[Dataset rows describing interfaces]
****************
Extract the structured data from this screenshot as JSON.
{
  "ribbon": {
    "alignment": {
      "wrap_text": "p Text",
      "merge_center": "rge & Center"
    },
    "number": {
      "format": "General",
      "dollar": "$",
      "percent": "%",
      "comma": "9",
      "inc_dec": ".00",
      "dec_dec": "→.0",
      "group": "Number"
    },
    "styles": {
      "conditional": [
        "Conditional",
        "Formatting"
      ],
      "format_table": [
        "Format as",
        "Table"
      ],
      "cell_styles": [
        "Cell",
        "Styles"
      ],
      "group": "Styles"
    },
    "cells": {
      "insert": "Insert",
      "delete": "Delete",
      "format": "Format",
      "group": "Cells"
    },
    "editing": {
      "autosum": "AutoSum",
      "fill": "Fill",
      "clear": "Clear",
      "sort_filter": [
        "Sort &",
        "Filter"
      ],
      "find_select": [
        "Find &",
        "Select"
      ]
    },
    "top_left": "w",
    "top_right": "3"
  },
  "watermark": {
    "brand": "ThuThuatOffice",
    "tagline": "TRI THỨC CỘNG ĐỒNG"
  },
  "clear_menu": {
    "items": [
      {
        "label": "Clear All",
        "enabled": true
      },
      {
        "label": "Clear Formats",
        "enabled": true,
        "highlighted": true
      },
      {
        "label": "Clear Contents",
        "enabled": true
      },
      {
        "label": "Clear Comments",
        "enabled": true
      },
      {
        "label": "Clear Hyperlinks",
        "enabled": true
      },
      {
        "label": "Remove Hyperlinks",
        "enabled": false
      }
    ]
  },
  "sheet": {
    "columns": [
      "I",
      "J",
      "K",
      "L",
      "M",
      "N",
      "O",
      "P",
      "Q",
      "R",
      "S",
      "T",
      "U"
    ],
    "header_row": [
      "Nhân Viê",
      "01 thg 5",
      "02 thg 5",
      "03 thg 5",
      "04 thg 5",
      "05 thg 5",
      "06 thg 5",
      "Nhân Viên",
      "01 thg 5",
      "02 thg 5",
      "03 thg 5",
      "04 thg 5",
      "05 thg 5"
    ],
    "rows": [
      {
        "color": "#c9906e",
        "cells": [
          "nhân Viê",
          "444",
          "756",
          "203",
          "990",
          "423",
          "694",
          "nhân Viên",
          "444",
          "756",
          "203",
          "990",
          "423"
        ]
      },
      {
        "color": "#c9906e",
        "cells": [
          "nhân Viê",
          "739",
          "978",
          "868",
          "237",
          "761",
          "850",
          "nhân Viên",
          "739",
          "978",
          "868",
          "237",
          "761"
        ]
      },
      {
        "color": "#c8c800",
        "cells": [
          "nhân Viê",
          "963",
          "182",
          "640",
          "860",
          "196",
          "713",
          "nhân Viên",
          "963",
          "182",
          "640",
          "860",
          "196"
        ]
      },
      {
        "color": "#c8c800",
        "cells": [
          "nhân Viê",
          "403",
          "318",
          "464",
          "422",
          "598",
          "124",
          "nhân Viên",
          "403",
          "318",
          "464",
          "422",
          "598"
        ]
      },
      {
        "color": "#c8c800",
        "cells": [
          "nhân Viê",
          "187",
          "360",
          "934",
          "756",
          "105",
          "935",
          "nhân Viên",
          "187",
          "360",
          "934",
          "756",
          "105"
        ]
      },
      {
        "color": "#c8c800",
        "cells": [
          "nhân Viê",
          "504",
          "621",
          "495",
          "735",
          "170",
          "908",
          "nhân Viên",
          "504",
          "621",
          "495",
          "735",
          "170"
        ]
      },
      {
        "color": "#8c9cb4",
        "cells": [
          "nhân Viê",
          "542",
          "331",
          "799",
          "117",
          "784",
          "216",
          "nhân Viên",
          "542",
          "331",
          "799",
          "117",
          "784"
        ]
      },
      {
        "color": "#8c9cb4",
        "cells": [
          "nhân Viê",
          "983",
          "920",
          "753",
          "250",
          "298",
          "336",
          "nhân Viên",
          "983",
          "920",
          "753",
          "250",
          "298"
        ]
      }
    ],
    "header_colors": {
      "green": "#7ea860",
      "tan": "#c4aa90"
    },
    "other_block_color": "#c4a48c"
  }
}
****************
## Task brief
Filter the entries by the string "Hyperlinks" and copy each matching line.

## Answer space
        "label": "Clear Hyperlinks",
        "label": "Remove Hyperlinks",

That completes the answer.